* What is needed: Pictures are to be left out; every line from the one that holds "Parse this screenshot: output" to the end of the data is to be retyped exactly.

* Data provided:

+ + + + +

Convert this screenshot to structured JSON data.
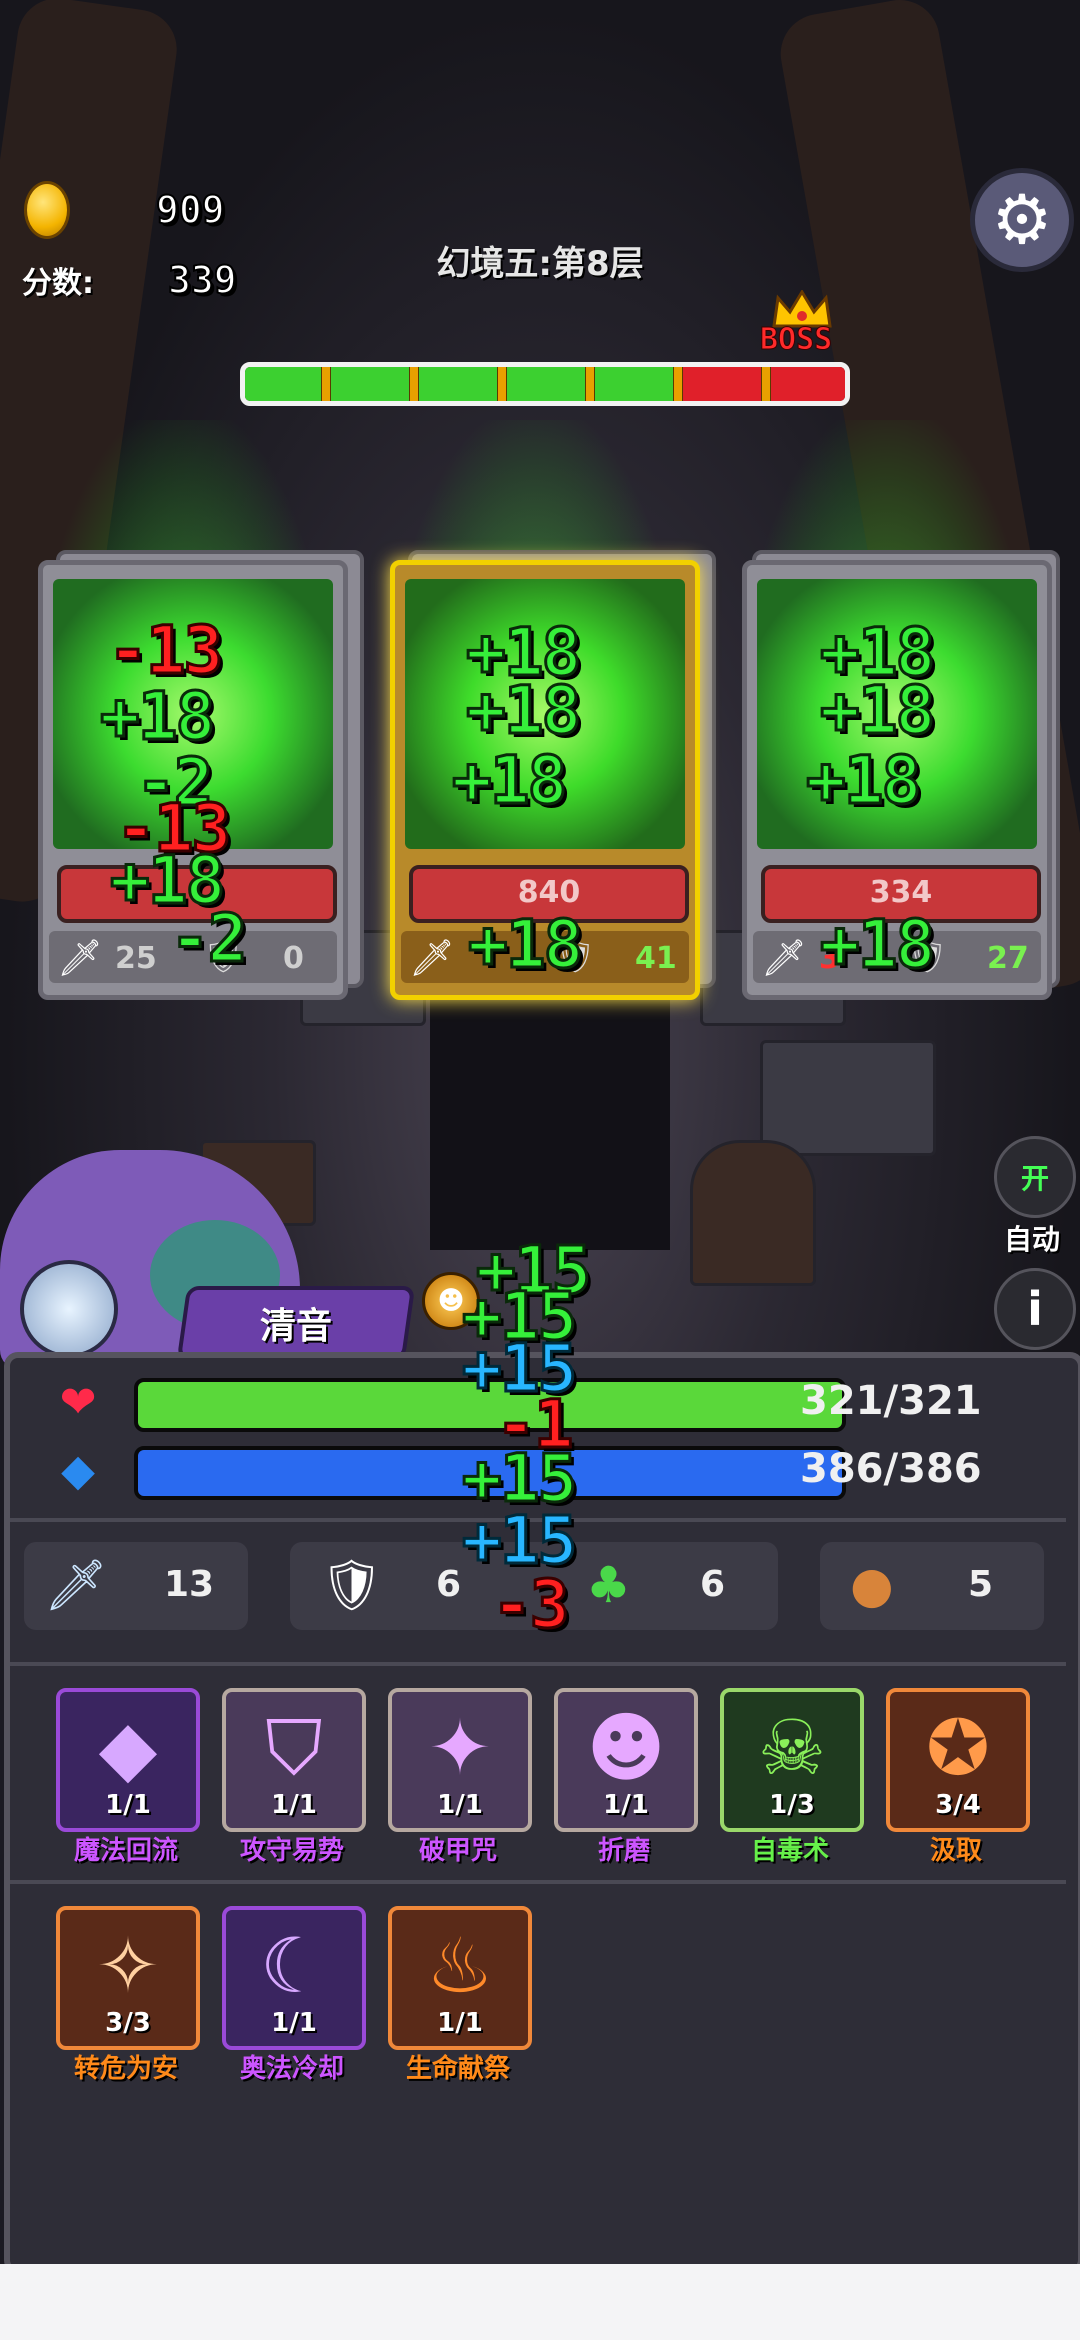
{
  "hud": {
    "gold": "909",
    "score_label": "分数:",
    "score": "339",
    "level_title": "幻境五:第8层",
    "boss_label": "BOSS",
    "progress_fraction": 0.72
  },
  "cards": [
    {
      "hp": "",
      "atk": "25",
      "def": "0",
      "selected": false
    },
    {
      "hp": "840",
      "atk": "",
      "def": "41",
      "selected": true
    },
    {
      "hp": "334",
      "atk": "3",
      "def": "27",
      "selected": false
    }
  ],
  "floats": {
    "card1": [
      "-13",
      "+18",
      "-2",
      "-13",
      "+18",
      "-2"
    ],
    "card2": [
      "+18",
      "+18",
      "+18",
      "+18"
    ],
    "card3": [
      "+18",
      "+18",
      "+18",
      "+18"
    ],
    "player": [
      "+15",
      "+15",
      "+15",
      "-1",
      "+15",
      "+15",
      "-3"
    ]
  },
  "player": {
    "name": "清音",
    "hp": "321/321",
    "mp": "386/386",
    "hp_fraction": 1.0,
    "mp_fraction": 1.0,
    "attack": "13",
    "defense": "6",
    "luck": "6",
    "bag": "5"
  },
  "controls": {
    "auto_state": "开",
    "auto_label": "自动",
    "info_symbol": "i"
  },
  "skills": [
    {
      "name": "魔法回流",
      "count": "1/1",
      "icon": "crystal-icon",
      "color": "purple"
    },
    {
      "name": "攻守易势",
      "count": "1/1",
      "icon": "shield-swap-icon",
      "color": "purple"
    },
    {
      "name": "破甲咒",
      "count": "1/1",
      "icon": "armor-break-icon",
      "color": "purple"
    },
    {
      "name": "折磨",
      "count": "1/1",
      "icon": "torment-icon",
      "color": "purple"
    },
    {
      "name": "自毒术",
      "count": "1/3",
      "icon": "poison-skull-icon",
      "color": "green"
    },
    {
      "name": "汲取",
      "count": "3/4",
      "icon": "drain-icon",
      "color": "orange"
    },
    {
      "name": "转危为安",
      "count": "3/3",
      "icon": "sparkle-slash-icon",
      "color": "orange"
    },
    {
      "name": "奥法冷却",
      "count": "1/1",
      "icon": "arcane-moon-icon",
      "color": "purple"
    },
    {
      "name": "生命献祭",
      "count": "1/1",
      "icon": "fire-sacrifice-icon",
      "color": "orange"
    }
  ],
  "colors": {
    "hp_bar": "#5ad83a",
    "mp_bar": "#2a6af0",
    "float_green": "#35f03a",
    "float_red": "#ff2020",
    "float_blue": "#28b6ff"
  }
}
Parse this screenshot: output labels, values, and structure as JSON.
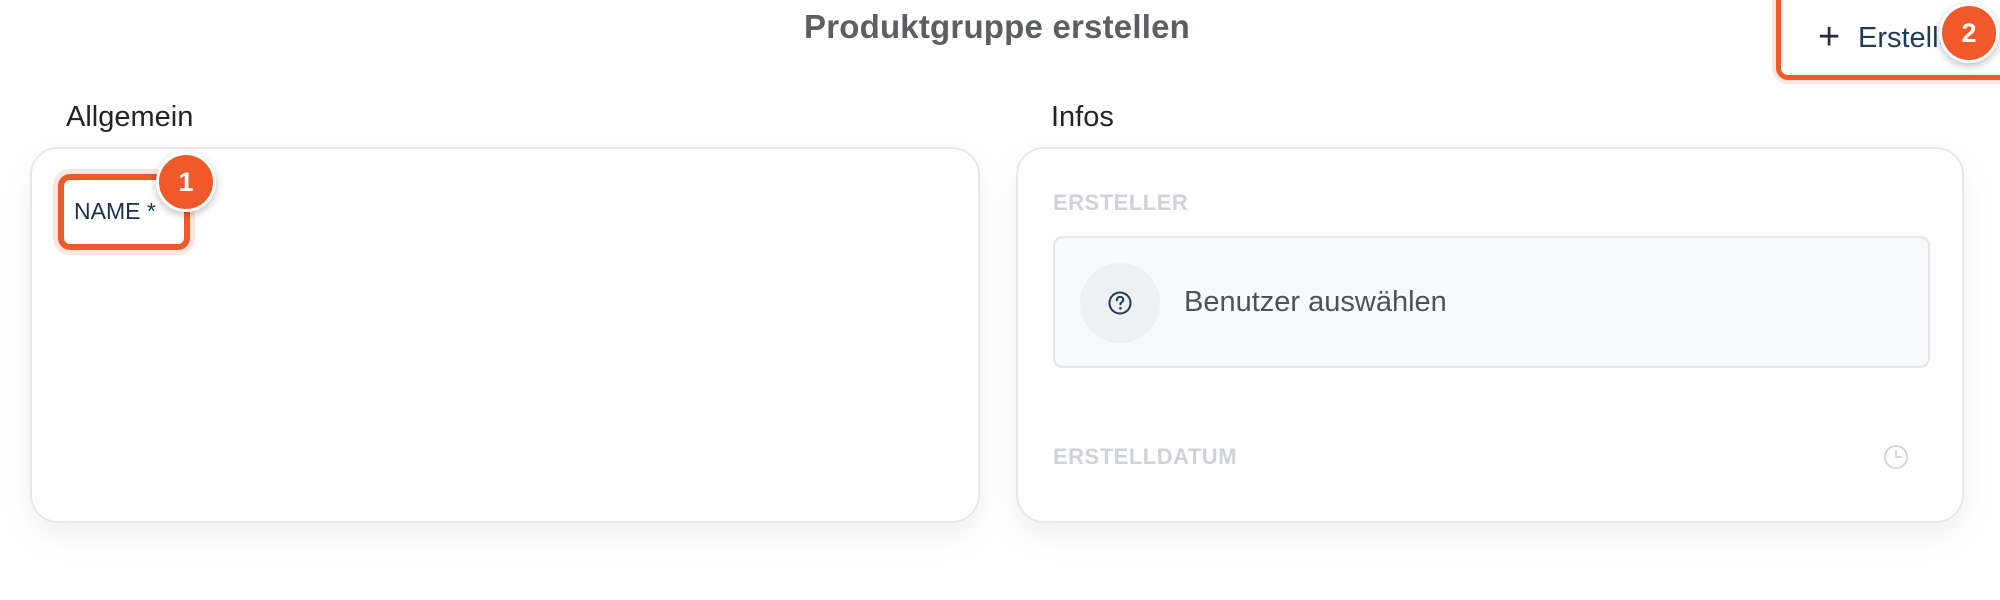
{
  "header": {
    "title": "Produktgruppe erstellen",
    "create_button_label": "Erstelle",
    "create_button_icon": "plus-icon"
  },
  "annotations": {
    "badge_1": "1",
    "badge_2": "2",
    "highlight_color": "#f05a2b"
  },
  "sections": {
    "general": {
      "title": "Allgemein",
      "name_label": "NAME *"
    },
    "infos": {
      "title": "Infos",
      "creator_label": "ERSTELLER",
      "creator_placeholder": "Benutzer auswählen",
      "creator_icon": "question-circle-icon",
      "date_label": "ERSTELLDATUM",
      "date_icon": "clock-icon"
    }
  }
}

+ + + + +

* Solution to this problem:
Parse this screenshot: output labels, values, and structure as JSON.
{
  "header": {
    "title": "Produktgruppe erstellen",
    "create_button_label": "Erstelle",
    "create_button_icon": "plus-icon"
  },
  "annotations": {
    "badge_1": "1",
    "badge_2": "2",
    "highlight_color": "#f05a2b"
  },
  "sections": {
    "general": {
      "title": "Allgemein",
      "name_label": "NAME *"
    },
    "infos": {
      "title": "Infos",
      "creator_label": "ERSTELLER",
      "creator_placeholder": "Benutzer auswählen",
      "creator_icon": "question-circle-icon",
      "date_label": "ERSTELLDATUM",
      "date_icon": "clock-icon"
    }
  }
}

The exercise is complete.